After Dodd-Frank, true reform IS needed more than ever and Long wants to accomplish it.
Long clearly explained:
"True regulatory reform means reforming the regulators. Dodd-Frank shows the morass that is created when multiple agencies are tasked with implementing complex legislation. We need one business-conduct regulator—not the clashing Securities and Exchange Commission and Commodity Futures Trading Commission—that can focus on catching the next Bernie Madoff and MF Global, instead of engaging in turf battles and penny-ante enforcement.
"Does anyone believe we need four primary federal bank regulatory agencies? A single regulator can focus on safety and soundness. And the Federal Reserve can focus on systemically significant institutions.
"Repeal of Dodd-Frank's most damaging requirements should be at the top of any pro-growth, job-creation agenda."
It follows that electing Long to replace Gillibrand needs to be at the top of that agenda too.
For those who want to undo the damage done during the Obama Administration, the most important race for the United States Senate is Long versus Gillibrand, here in New York. Long's election will enable moderate and conservative Democrats to retake control of their party from Gillibrand's Far Left allies, President Obama and former Speaker Nancy Pelosi.
Michael J. Gaynor
Biography - Michael J. Gaynor
Michael J. Gaynor has been practicing law in New York since 1973. A former partner at Fulton, Duncombe & Rowe and Gaynor & Bass, he is a solo practitioner admitted to practice in New York state and federal courts and an Association of the Bar of the City of New York member.
Gaynor graduated magna cum laude, with Honors in Social Science, from Hofstra University's New College, and received his J.D. degree from St. John's Law School, where he won the American Jurisprudence Award in Evidence and served as an editor of the Law Review and the St. Thomas More Institute for Legal Research. He wrote on the Pentagon Papers case for the Review and obscenity law for The Catholic Lawyer and edited the Law Review's commentary on significant developments in New York law.

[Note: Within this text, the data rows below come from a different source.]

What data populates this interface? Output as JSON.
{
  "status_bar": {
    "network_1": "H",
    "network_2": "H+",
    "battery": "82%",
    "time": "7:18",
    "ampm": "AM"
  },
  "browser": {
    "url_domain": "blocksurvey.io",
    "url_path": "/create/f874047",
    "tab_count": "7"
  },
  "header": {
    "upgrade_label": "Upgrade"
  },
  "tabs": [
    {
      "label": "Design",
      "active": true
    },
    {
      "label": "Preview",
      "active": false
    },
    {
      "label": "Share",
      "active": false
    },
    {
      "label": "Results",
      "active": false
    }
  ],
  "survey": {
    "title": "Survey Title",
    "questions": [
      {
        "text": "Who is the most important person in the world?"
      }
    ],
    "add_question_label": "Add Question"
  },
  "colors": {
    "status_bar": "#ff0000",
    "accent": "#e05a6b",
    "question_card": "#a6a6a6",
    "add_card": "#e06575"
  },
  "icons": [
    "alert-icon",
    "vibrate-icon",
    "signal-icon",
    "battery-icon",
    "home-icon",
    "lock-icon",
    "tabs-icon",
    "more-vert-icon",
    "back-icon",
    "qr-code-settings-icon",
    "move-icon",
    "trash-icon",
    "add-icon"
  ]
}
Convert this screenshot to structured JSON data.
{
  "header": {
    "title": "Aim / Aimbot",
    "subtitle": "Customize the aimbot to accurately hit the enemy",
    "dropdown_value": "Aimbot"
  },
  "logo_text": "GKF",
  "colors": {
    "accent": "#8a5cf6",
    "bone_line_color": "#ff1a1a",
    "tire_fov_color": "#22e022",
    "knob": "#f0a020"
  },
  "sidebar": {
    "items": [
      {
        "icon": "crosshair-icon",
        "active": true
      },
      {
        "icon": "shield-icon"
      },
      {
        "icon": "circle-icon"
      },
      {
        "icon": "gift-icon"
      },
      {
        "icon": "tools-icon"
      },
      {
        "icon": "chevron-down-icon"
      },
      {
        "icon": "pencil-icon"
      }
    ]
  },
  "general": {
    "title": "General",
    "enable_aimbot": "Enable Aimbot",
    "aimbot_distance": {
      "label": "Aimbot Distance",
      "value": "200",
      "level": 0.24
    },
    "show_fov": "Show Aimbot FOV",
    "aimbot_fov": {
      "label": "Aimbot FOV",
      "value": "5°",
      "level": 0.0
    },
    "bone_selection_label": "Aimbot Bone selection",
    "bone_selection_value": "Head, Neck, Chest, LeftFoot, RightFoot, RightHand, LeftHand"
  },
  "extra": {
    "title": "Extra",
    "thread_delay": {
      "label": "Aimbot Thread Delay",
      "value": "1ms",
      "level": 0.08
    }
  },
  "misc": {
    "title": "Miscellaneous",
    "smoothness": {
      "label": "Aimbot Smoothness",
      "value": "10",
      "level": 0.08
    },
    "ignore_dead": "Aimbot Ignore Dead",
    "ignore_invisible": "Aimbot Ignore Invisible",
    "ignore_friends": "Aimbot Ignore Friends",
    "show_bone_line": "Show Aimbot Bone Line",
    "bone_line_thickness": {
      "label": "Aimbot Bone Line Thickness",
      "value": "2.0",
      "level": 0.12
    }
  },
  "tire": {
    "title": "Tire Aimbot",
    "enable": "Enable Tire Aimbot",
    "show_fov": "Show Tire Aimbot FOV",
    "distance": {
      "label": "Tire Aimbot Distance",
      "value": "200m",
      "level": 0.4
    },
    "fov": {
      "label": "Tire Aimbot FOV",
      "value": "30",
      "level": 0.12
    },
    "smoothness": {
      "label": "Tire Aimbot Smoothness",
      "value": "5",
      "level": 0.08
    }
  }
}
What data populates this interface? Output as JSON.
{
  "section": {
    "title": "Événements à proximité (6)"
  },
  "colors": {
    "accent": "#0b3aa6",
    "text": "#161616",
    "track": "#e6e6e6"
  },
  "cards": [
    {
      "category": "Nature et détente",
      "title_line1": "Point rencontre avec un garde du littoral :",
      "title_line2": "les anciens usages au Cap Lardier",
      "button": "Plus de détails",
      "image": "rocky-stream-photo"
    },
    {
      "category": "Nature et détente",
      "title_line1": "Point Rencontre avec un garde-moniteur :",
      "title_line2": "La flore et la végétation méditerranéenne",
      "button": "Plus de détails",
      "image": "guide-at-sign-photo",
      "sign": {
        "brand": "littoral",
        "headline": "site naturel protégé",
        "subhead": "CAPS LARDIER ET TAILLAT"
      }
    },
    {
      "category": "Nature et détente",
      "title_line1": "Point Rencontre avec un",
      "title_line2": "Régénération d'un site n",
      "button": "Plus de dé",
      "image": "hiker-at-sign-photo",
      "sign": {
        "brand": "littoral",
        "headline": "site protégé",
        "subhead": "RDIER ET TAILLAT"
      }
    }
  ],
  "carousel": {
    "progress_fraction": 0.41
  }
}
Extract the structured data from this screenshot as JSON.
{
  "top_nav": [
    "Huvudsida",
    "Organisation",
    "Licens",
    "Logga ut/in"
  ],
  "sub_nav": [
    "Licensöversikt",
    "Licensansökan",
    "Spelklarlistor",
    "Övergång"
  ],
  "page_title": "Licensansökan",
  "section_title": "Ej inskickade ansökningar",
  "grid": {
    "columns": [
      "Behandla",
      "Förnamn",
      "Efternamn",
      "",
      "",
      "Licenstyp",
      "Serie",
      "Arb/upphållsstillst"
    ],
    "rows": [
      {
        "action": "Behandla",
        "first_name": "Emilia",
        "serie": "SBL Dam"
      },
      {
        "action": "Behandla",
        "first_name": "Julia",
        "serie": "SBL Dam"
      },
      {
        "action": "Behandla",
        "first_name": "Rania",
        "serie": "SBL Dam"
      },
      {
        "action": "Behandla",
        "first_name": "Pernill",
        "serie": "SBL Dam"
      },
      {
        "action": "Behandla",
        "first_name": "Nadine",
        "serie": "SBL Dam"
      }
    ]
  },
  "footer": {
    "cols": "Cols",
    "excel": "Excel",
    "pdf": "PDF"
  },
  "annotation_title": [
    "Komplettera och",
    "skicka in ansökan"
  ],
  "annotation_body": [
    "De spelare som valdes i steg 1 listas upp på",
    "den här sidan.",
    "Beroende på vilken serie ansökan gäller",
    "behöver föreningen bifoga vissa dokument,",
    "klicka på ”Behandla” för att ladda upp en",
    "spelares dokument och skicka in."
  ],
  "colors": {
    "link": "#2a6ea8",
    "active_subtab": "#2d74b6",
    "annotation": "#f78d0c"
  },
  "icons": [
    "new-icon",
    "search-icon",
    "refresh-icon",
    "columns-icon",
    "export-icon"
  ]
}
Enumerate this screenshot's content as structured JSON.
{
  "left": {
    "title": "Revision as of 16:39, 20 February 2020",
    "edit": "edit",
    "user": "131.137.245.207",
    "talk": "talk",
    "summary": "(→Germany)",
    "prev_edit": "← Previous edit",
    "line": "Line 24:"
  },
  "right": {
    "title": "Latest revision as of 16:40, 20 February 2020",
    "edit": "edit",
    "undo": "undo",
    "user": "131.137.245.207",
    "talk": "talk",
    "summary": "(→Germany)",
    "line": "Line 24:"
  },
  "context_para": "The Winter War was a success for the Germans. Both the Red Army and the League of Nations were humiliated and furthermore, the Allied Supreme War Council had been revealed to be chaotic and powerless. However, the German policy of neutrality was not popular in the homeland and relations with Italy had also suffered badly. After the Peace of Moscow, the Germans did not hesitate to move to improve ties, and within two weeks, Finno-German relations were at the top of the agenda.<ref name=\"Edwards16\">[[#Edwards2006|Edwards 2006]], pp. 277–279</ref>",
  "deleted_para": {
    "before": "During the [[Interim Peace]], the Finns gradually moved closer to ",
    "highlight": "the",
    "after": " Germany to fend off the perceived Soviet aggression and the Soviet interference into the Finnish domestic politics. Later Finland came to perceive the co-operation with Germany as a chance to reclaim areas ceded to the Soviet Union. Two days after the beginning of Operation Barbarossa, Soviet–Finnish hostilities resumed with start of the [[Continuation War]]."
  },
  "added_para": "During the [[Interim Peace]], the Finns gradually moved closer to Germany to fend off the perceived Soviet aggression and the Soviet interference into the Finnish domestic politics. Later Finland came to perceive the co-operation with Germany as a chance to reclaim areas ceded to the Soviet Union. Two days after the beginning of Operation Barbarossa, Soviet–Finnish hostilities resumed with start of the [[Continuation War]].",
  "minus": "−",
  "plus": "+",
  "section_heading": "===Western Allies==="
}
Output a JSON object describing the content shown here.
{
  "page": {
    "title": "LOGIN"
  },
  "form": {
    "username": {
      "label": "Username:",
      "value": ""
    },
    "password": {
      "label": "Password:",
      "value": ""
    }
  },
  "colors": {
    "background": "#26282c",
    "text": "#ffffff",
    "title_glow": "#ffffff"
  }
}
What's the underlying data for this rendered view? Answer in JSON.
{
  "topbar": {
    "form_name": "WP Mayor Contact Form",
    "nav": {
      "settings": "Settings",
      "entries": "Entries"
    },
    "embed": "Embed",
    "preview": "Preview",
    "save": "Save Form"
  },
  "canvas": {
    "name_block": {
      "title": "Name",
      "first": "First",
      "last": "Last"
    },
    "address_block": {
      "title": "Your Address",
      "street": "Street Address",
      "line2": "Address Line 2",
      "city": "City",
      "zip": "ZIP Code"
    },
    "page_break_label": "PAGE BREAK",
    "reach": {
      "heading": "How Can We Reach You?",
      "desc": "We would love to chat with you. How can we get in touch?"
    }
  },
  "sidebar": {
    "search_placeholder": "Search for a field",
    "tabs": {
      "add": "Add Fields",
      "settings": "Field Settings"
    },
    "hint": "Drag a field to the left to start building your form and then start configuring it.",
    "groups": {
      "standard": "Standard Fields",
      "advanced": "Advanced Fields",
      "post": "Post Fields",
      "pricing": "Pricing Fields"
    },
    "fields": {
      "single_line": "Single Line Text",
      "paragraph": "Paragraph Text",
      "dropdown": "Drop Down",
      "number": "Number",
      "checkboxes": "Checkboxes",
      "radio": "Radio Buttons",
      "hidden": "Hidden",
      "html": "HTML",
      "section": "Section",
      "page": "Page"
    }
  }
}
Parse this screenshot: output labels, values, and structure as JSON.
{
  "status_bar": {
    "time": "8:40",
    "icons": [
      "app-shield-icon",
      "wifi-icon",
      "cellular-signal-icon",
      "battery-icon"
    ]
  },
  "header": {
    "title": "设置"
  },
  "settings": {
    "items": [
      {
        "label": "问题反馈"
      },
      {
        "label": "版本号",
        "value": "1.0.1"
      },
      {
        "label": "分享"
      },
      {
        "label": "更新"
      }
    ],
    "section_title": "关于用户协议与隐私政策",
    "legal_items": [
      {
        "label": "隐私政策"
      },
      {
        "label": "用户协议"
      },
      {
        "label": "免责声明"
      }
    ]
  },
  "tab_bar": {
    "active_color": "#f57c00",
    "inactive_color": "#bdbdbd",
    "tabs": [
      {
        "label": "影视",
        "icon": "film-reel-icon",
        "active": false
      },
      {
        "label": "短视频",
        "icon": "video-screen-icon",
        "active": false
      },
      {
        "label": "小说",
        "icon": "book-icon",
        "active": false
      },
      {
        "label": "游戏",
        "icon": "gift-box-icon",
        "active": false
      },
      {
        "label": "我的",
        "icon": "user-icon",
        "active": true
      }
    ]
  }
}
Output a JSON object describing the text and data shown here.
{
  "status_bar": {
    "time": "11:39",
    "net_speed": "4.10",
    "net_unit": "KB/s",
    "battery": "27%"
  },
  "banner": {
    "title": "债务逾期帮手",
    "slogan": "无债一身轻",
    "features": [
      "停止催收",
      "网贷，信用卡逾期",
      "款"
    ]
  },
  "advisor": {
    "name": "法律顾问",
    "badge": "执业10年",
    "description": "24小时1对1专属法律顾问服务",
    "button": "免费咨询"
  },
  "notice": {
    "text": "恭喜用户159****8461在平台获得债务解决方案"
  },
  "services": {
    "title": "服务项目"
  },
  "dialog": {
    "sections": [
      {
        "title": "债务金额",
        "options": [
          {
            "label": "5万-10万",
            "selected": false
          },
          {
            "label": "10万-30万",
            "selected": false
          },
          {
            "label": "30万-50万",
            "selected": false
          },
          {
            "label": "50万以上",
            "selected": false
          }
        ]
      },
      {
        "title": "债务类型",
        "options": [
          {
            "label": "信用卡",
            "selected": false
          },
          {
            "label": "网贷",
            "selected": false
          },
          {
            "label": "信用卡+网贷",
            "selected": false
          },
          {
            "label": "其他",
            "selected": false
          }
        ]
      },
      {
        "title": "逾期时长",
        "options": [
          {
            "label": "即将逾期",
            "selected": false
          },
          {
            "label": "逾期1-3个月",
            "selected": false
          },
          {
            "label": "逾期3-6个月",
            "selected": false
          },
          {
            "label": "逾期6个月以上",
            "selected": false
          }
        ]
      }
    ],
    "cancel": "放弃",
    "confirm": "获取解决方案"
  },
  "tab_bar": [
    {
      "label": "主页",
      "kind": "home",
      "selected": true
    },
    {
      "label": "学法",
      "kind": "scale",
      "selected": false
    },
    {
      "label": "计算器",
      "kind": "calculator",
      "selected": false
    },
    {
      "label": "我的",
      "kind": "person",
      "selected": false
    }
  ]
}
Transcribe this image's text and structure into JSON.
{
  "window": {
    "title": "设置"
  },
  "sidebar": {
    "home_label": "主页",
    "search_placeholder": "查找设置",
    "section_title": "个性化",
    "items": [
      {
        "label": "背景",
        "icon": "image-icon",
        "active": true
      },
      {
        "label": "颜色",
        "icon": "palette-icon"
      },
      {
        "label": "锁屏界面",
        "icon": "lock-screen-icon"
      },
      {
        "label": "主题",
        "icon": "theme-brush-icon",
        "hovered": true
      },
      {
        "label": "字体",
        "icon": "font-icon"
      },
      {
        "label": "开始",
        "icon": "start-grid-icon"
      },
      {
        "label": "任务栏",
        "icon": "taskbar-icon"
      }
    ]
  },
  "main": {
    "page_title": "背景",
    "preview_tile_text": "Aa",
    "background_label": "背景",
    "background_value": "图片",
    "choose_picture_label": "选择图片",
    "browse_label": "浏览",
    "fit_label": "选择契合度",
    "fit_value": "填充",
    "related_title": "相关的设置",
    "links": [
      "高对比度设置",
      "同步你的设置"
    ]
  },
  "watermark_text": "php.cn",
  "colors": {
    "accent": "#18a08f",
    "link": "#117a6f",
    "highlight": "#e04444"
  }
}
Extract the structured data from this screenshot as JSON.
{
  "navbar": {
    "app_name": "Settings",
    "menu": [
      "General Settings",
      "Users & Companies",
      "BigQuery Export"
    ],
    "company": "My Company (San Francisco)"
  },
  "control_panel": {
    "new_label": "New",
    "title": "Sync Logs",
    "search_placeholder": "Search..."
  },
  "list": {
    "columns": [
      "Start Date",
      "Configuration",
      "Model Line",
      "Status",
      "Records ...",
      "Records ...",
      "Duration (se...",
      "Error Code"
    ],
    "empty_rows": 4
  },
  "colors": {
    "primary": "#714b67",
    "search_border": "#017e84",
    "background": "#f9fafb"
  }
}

The day after graduating, Gaynor joined the Fulton firm, where he focused on litigation and corporate law. In 1997 Gaynor and Emily Bass formed Gaynor & Bass and then conducted a general legal practice, emphasizing litigation, and represented corporations, individuals and a New York City labor union. Notably, Gaynor & Bass prevailed in the Second Circuit in a seminal copyright infringement case, Tasini v. New York Times, against newspaper and magazine publishers and Lexis-Nexis. The U.S. Supreme Court affirmed, 7 to 2, holding that the copyrights of freelance writers had been infringed when their work was put online without permission or compensation.
Gaynor currently contributes regularly to www.MichNews.com, www.RenewAmerica.com, www.WebCommentary.com, www.PostChronicle.com and www.therealitycheck.org and has contributed to many other websites. He has written extensively on political and religious issues, notably the Terry Schiavo case, the Duke "no rape" case, ACORN and canon law, and appeared as a guest on television and radio. He was acknowledged in Until Proven Innocent, by Stuart Taylor and KC Johnson, and Culture of Corruption, by Michelle Malkin. He appeared on "Your World With Cavuto" to promote an eBay boycott that he initiated and "The World Over With Raymond Arroyo" (EWTN) to discuss the legal implications of the Schiavo case. On October 22, 2008, Gaynor was the first to report that The New York Times had killed an Obama/ACORN expose on which a Times reporter had been working with ACORN whistleblower Anita MonCrief.
Gaynor's email address is firstname.lastname@example.org.